I was asked to tell them a little about my trip last winter and they asked me many questions on what can be done to improve the present world situation.
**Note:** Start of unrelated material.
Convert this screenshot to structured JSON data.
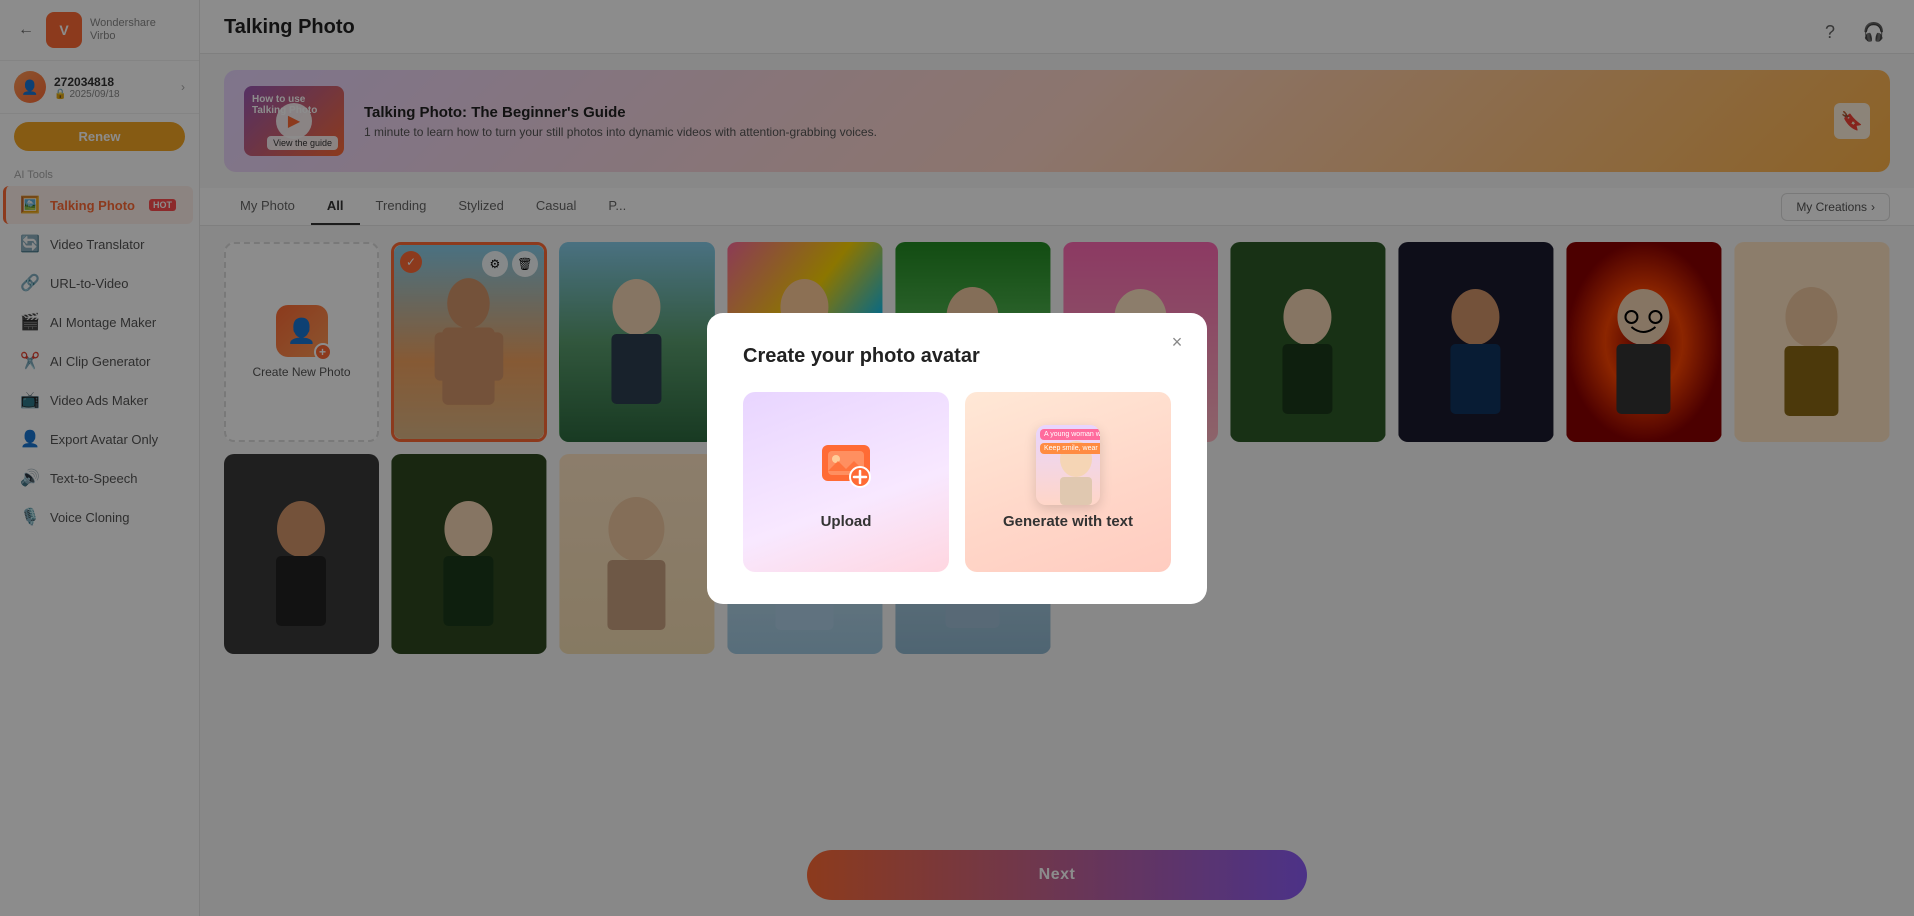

There is a growing feeling apparently that something must be done in the course of the next few years, but no one has as yet found the answer as to what will solve the world's problems.

E. R.